Records for the exercise ::
┄┄┄┄┄┄┄┄┄┄┄┄┄┄┄┄┄┄┄┄
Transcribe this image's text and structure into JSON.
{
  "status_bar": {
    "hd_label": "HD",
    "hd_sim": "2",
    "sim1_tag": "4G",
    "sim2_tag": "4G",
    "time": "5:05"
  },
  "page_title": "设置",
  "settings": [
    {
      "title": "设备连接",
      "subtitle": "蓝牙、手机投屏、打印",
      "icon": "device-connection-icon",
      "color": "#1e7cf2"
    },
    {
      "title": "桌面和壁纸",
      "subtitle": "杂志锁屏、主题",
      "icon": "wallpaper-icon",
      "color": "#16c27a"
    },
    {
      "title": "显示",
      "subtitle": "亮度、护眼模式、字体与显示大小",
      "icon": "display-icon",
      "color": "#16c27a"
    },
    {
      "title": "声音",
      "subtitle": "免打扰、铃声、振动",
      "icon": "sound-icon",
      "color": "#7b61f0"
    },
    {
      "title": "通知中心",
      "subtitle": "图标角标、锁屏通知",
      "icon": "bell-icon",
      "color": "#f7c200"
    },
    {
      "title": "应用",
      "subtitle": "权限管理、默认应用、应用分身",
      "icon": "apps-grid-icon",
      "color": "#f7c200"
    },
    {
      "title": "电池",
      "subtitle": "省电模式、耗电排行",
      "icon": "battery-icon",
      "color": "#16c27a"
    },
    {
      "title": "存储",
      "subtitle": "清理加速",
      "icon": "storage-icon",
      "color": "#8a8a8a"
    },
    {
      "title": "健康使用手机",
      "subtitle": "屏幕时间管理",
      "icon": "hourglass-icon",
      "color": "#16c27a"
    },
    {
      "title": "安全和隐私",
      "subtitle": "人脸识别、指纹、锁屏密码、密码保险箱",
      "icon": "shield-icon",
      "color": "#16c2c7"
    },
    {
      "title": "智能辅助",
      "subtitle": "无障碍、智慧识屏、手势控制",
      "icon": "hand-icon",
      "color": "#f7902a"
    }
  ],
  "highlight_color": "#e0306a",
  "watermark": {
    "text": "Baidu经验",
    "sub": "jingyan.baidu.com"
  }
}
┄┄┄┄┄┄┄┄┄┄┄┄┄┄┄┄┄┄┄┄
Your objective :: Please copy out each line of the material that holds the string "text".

Expected output ::
Transcribe this image's text and structure into JSON.
    "text": "Baidu经验",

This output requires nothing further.